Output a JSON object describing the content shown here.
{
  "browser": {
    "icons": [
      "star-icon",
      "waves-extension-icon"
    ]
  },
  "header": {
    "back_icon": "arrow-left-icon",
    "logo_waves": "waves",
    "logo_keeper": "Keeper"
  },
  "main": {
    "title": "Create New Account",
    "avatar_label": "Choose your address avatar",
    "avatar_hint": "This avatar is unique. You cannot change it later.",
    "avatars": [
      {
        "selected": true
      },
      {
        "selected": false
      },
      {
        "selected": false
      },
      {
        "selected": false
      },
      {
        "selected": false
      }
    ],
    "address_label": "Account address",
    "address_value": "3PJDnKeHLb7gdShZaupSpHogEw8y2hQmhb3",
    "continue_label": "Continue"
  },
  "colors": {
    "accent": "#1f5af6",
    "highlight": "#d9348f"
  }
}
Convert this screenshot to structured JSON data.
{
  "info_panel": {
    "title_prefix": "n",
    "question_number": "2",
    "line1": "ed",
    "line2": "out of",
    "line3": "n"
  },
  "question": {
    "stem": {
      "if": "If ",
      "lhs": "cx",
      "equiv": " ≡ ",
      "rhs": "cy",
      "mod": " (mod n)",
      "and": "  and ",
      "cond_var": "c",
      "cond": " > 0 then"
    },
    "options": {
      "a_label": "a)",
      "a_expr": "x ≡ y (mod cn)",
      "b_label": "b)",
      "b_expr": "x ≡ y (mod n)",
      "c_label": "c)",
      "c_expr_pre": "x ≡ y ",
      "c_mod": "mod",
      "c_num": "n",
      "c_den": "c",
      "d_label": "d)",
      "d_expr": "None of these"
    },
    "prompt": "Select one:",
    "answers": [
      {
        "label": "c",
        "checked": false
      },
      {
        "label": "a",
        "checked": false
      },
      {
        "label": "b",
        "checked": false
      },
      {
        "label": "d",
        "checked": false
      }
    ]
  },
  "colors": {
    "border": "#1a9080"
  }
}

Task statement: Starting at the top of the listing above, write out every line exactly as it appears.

Expected answer:
Output a JSON object describing the content shown here.
{
  "browser": {
    "icons": [
      "star-icon",
      "waves-extension-icon"
    ]
  },
  "header": {
    "back_icon": "arrow-left-icon",
    "logo_waves": "waves",
    "logo_keeper": "Keeper"
  },
  "main": {
    "title": "Create New Account",
    "avatar_label": "Choose your address avatar",
    "avatar_hint": "This avatar is unique. You cannot change it later.",
    "avatars": [
      {
        "selected": true
      },
      {
        "selected": false
      },
      {
        "selected": false
      },
      {
        "selected": false
      },
      {
        "selected": false
      }
    ],
    "address_label": "Account address",
    "address_value": "3PJDnKeHLb7gdShZaupSpHogEw8y2hQmhb3",
    "continue_label": "Continue"
  },
  "colors": {
    "accent": "#1f5af6",
    "highlight": "#d9348f"
  }
}
Convert this screenshot to structured JSON data.
{
  "info_panel": {
    "title_prefix": "n",
    "question_number": "2",
    "line1": "ed",
    "line2": "out of",
    "line3": "n"
  },
  "question": {
    "stem": {
      "if": "If ",
      "lhs": "cx",
      "equiv": " ≡ ",
      "rhs": "cy",
      "mod": " (mod n)",
      "and": "  and ",
      "cond_var": "c",
      "cond": " > 0 then"
    },
    "options": {
      "a_label": "a)",
      "a_expr": "x ≡ y (mod cn)",
      "b_label": "b)",
      "b_expr": "x ≡ y (mod n)",
      "c_label": "c)",
      "c_expr_pre": "x ≡ y ",
      "c_mod": "mod",
      "c_num": "n",
      "c_den": "c",
      "d_label": "d)",
      "d_expr": "None of these"
    },
    "prompt": "Select one:",
    "answers": [
      {
        "label": "c",
        "checked": false
      },
      {
        "label": "a",
        "checked": false
      },
      {
        "label": "b",
        "checked": false
      },
      {
        "label": "d",
        "checked": false
      }
    ]
  },
  "colors": {
    "border": "#1a9080"
  }
}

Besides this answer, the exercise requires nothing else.